## RECORDS SUPPLIED
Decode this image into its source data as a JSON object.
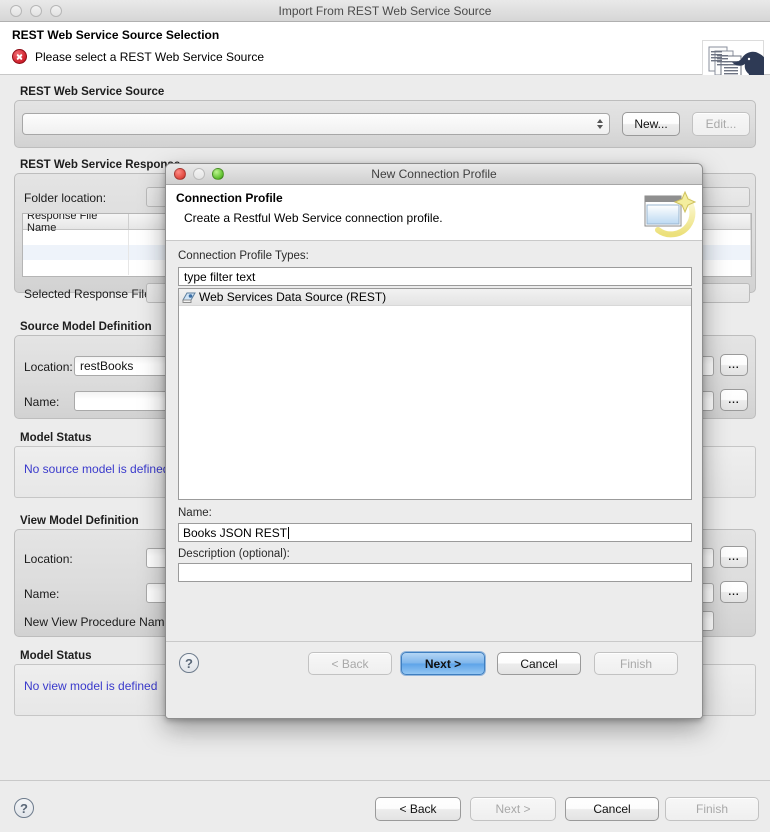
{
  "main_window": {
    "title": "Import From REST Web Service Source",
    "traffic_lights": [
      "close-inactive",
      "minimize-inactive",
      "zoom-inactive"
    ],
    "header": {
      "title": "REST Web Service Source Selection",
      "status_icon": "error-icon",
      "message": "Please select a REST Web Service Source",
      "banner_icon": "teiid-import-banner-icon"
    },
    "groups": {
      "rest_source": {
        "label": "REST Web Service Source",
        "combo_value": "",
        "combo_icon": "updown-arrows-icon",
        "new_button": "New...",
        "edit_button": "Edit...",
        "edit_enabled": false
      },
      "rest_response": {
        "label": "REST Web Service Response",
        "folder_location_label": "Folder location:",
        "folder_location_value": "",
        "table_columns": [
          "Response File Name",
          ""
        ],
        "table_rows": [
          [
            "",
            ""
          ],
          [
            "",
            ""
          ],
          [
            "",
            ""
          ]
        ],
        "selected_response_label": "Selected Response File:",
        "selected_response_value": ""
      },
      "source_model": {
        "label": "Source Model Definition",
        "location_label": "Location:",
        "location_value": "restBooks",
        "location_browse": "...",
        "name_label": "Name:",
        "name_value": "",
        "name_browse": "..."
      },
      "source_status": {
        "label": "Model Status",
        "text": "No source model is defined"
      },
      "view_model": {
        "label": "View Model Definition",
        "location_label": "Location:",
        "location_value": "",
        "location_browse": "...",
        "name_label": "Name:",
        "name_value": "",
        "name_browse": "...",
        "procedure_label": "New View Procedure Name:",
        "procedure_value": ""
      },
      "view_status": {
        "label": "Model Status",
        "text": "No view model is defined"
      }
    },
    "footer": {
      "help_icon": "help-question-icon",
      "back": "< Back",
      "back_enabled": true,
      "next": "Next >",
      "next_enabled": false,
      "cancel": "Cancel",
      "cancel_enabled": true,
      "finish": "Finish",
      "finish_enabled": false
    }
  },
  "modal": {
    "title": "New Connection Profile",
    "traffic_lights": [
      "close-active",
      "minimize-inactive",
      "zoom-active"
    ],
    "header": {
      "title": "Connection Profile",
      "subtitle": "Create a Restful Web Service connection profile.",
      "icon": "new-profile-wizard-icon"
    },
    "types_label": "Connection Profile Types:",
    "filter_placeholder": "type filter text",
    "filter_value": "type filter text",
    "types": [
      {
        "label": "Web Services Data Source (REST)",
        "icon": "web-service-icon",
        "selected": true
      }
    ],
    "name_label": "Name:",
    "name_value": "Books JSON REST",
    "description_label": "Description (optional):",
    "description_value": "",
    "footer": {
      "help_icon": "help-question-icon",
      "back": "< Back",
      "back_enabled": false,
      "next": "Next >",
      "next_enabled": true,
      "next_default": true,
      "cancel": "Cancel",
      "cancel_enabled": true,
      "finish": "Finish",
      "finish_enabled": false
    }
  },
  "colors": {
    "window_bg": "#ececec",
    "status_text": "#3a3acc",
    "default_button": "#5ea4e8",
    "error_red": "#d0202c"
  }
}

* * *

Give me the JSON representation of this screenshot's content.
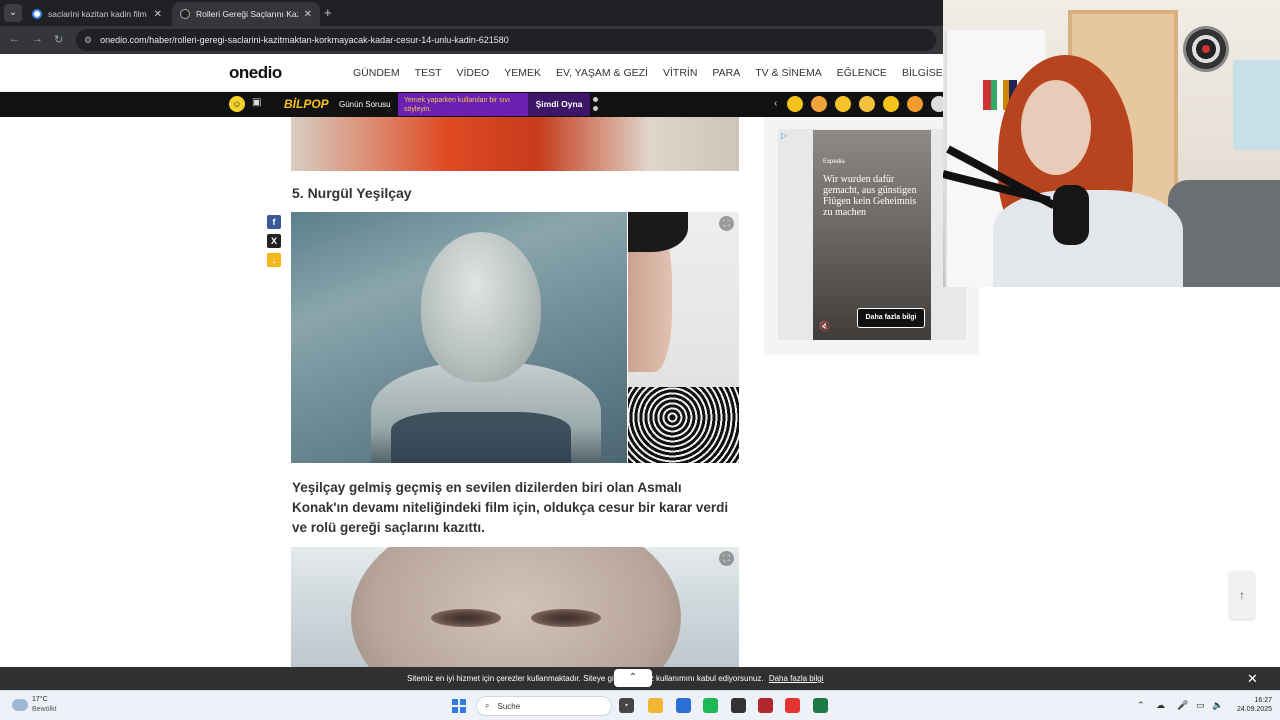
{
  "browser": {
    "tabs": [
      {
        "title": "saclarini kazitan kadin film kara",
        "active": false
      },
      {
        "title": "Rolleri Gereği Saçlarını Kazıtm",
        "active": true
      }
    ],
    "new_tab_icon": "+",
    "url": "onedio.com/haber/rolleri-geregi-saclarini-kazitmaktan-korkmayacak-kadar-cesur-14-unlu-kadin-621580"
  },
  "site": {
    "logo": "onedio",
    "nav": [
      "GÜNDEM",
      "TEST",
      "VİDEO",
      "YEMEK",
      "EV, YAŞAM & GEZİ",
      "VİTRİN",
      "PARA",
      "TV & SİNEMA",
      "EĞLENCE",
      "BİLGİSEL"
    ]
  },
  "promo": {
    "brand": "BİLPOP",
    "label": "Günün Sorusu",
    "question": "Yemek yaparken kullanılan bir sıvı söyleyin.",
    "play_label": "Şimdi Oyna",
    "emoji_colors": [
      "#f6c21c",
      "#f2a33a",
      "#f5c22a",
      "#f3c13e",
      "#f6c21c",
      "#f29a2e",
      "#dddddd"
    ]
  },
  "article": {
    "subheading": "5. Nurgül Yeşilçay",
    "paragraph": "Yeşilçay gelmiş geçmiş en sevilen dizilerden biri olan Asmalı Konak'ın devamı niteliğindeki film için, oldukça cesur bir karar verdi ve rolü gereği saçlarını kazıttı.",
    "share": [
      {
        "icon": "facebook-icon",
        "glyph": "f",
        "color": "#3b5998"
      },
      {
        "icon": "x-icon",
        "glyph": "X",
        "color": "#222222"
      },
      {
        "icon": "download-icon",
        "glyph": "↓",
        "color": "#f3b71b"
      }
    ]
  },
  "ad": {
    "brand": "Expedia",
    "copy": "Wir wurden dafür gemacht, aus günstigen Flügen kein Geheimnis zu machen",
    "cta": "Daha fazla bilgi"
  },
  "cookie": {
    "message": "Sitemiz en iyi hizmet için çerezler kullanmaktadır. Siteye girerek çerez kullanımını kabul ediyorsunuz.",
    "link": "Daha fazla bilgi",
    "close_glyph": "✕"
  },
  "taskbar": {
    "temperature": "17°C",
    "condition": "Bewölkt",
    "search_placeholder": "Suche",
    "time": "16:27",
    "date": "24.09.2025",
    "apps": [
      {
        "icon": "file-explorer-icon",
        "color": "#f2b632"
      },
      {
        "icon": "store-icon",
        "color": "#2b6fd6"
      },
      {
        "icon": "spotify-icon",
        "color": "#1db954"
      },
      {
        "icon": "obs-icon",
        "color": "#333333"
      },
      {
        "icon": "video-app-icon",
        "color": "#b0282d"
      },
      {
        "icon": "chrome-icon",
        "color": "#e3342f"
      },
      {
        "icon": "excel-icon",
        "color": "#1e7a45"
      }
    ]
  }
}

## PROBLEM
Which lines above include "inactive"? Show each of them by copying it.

## SOLUTION TO THIS EXERCISE
      "close-inactive",
      "minimize-inactive",
      "zoom-inactive"
      "minimize-inactive",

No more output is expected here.